If you are looking for high performance loudspeakers that are the result of the meticulous development process from a company that takes the science of sound seriously yet understands luxury, the Monitor Audio Platinum Series PL300 II ($14,500/pair) is worth a demo. It’s a new design, unveiled at last week’s AXPONA 2017 audio show in Chicago.
Monitor Audio’s specialty is metal-dome drivers, it claims to be the world’s foremost expert in developing this transducer type. It also has refined the use of ceramic-coated aluminium/magnesium bass drivers that are highly resistant to flexing. The company is been around for over four decades and knows what it’s doing when it comes to building great speakers, so check out this video from the show.
The Platinum Series PL300 II is one of three tower speakers in the lineup, falling between the PL200 II and PL500 II. It’s a three way design that contains four drivers and weighs 120 pounds per speaker.
Dual 8″ long-throw woofers handle the bass. A 4″ midrange and a 1″ AMT (folded-ribbon) tweeter take care of mids and highs. This system offers a frequency response of 28 Hz to 100 kHz (-6 dB) and offers a maximum RMS power handling of 300 watts.
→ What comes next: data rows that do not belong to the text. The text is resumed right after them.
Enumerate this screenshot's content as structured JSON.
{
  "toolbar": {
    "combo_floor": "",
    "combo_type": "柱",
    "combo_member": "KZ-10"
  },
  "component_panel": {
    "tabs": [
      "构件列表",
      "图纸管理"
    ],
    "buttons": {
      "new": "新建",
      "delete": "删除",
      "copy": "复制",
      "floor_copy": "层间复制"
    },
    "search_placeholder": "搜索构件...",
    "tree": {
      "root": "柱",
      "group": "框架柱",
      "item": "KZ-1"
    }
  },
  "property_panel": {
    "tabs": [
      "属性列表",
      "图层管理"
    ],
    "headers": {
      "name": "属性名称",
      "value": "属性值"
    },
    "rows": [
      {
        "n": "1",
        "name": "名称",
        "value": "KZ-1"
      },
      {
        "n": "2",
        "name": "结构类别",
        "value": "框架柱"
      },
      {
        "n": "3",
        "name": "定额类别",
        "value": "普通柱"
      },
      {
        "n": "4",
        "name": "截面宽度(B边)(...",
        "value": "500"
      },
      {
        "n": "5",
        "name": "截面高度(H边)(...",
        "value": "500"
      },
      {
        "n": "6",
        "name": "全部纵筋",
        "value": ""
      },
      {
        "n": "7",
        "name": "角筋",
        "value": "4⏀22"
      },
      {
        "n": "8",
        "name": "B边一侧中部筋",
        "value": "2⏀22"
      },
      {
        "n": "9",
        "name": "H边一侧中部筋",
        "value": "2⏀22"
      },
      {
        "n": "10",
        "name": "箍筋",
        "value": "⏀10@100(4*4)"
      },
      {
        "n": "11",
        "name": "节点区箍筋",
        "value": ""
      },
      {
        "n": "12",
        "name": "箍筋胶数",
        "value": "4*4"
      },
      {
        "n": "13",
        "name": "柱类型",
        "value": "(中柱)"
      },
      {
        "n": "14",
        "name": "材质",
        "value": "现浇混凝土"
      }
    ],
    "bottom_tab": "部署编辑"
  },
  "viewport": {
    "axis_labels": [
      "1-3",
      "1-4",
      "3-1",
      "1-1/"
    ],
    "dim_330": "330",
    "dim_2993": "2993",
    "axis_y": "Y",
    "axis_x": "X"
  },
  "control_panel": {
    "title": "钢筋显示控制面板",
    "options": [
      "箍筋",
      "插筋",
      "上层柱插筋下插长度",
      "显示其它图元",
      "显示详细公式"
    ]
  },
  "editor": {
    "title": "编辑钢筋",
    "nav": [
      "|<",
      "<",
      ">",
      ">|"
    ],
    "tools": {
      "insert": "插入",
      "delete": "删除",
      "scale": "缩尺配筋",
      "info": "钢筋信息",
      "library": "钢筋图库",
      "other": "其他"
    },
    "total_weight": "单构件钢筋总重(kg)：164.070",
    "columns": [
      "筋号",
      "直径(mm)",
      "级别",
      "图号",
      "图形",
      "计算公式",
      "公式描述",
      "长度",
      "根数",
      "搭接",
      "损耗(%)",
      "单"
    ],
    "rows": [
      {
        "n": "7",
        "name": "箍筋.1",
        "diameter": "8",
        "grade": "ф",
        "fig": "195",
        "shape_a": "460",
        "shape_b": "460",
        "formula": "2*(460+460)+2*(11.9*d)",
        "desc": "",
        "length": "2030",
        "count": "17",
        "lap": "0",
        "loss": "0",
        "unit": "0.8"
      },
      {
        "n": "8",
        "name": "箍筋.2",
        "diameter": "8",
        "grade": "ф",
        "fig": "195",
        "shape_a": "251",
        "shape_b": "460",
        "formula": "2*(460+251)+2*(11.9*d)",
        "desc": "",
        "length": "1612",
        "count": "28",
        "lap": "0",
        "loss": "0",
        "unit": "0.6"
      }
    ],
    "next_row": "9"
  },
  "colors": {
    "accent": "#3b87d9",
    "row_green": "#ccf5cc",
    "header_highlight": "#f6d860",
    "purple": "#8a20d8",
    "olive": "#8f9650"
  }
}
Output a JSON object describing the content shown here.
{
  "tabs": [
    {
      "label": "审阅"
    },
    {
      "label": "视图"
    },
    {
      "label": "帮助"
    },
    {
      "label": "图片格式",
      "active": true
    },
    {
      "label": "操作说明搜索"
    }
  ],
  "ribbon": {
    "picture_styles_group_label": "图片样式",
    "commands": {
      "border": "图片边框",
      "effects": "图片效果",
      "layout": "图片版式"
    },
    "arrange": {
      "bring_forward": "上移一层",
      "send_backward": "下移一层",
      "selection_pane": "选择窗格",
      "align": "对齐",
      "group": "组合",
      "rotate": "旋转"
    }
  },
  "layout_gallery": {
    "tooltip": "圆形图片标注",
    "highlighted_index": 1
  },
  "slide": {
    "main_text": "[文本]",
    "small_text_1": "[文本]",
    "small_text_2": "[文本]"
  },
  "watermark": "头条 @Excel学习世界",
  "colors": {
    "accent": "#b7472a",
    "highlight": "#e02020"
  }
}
It’s a 4 ohm design with 90 dB sensitivity.
Monitor audio says you can expect 117.8 dBA of output from a pair, although the conditions for that measurement are not mentioned. Crossover points are set to 500 Hz and 3.4 kHz. These are good specs, but they only tell part of the story, a good listening session tells the rest. Here are my notes from the show:
“Fields of Gold” by Eva Cassidy on Songbird is a sweet, delicate track. Speakers sound euphonic, casting an impeccable soundstage that does not merely render the speakers invisible, it effectively eliminates the system as a distraction. No bass in this cut to speak of, but shows off midrange and treble prowess of the towers.
“Uptown Funk” by Brice Maxwell on Magic X had a funky vibe. With brash horns and driving bass, it’s a tricky mix. These towers make a recording that can sound congested on lesser systems feel open.
Now we’ve got proof of bass prowess. “Flight of the Cosmic Hippo” by Bela Fleck and the Flecktones, on Greatest Hits of the 20th Century. Even though they cost five figures, these speakers sound like they could be worth the asking price. The bass licks are super-deep, clean, and utterly guttural in terms of physical impact. At shows, normal rules of what represents value go out the window when you hear a great performance like this.
Lorde’s “Glory and Gore” from Pure Heroine are for folks who love speakers that truly, genuinely don’t need subs. Long story short, these speakers are real winners.
Wrapping things up, “Panic Station” by Muse from The 2nd Law rocked out. Crunchy guitar and a driving kick drum did the heavy lifting for the song. Monitor Audio Platinum Series PL300 II speakers delivered sonic goodness featuring seamless imaging, tons of detail, great bass, and notably exciting dynamics. Not merely competent speakers, these are a fun but also gratifying listen.